→ **DATA UNDER STUDY**
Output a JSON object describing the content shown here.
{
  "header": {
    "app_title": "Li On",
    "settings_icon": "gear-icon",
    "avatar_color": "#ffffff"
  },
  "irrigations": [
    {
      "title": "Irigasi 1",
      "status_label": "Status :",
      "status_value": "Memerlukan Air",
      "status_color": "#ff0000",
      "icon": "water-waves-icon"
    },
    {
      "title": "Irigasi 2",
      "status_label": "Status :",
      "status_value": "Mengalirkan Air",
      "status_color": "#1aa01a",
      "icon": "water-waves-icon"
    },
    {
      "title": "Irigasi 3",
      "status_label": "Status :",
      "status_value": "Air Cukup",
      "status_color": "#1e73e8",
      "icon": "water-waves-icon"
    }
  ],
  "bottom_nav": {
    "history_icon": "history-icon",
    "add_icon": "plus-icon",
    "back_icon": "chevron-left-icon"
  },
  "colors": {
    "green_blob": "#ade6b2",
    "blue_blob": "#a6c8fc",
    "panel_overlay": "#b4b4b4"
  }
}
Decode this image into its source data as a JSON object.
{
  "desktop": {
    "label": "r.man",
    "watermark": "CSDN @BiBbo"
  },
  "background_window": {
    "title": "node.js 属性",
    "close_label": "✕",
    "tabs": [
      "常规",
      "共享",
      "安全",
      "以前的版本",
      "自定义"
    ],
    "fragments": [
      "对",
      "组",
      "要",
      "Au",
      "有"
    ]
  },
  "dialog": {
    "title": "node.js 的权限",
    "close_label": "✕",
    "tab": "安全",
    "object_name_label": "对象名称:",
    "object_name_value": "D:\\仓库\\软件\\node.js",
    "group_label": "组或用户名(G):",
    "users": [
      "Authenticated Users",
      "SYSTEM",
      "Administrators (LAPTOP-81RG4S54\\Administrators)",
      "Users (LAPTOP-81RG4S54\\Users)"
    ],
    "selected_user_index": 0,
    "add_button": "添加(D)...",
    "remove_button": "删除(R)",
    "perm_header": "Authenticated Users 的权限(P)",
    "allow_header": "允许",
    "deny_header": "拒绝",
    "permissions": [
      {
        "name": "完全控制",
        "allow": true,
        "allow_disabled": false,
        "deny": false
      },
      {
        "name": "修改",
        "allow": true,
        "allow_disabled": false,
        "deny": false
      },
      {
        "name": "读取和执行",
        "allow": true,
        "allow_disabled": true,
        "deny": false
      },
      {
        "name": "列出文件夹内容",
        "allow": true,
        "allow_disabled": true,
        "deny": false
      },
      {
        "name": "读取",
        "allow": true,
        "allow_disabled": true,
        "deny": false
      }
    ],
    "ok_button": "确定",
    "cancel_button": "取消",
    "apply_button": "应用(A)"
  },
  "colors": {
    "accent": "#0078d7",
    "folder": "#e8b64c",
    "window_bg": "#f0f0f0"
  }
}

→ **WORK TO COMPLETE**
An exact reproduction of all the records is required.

→ **EXERCISE RESPONSE**
Output a JSON object describing the content shown here.
{
  "header": {
    "app_title": "Li On",
    "settings_icon": "gear-icon",
    "avatar_color": "#ffffff"
  },
  "irrigations": [
    {
      "title": "Irigasi 1",
      "status_label": "Status :",
      "status_value": "Memerlukan Air",
      "status_color": "#ff0000",
      "icon": "water-waves-icon"
    },
    {
      "title": "Irigasi 2",
      "status_label": "Status :",
      "status_value": "Mengalirkan Air",
      "status_color": "#1aa01a",
      "icon": "water-waves-icon"
    },
    {
      "title": "Irigasi 3",
      "status_label": "Status :",
      "status_value": "Air Cukup",
      "status_color": "#1e73e8",
      "icon": "water-waves-icon"
    }
  ],
  "bottom_nav": {
    "history_icon": "history-icon",
    "add_icon": "plus-icon",
    "back_icon": "chevron-left-icon"
  },
  "colors": {
    "green_blob": "#ade6b2",
    "blue_blob": "#a6c8fc",
    "panel_overlay": "#b4b4b4"
  }
}
Decode this image into its source data as a JSON object.
{
  "desktop": {
    "label": "r.man",
    "watermark": "CSDN @BiBbo"
  },
  "background_window": {
    "title": "node.js 属性",
    "close_label": "✕",
    "tabs": [
      "常规",
      "共享",
      "安全",
      "以前的版本",
      "自定义"
    ],
    "fragments": [
      "对",
      "组",
      "要",
      "Au",
      "有"
    ]
  },
  "dialog": {
    "title": "node.js 的权限",
    "close_label": "✕",
    "tab": "安全",
    "object_name_label": "对象名称:",
    "object_name_value": "D:\\仓库\\软件\\node.js",
    "group_label": "组或用户名(G):",
    "users": [
      "Authenticated Users",
      "SYSTEM",
      "Administrators (LAPTOP-81RG4S54\\Administrators)",
      "Users (LAPTOP-81RG4S54\\Users)"
    ],
    "selected_user_index": 0,
    "add_button": "添加(D)...",
    "remove_button": "删除(R)",
    "perm_header": "Authenticated Users 的权限(P)",
    "allow_header": "允许",
    "deny_header": "拒绝",
    "permissions": [
      {
        "name": "完全控制",
        "allow": true,
        "allow_disabled": false,
        "deny": false
      },
      {
        "name": "修改",
        "allow": true,
        "allow_disabled": false,
        "deny": false
      },
      {
        "name": "读取和执行",
        "allow": true,
        "allow_disabled": true,
        "deny": false
      },
      {
        "name": "列出文件夹内容",
        "allow": true,
        "allow_disabled": true,
        "deny": false
      },
      {
        "name": "读取",
        "allow": true,
        "allow_disabled": true,
        "deny": false
      }
    ],
    "ok_button": "确定",
    "cancel_button": "取消",
    "apply_button": "应用(A)"
  },
  "colors": {
    "accent": "#0078d7",
    "folder": "#e8b64c",
    "window_bg": "#f0f0f0"
  }
}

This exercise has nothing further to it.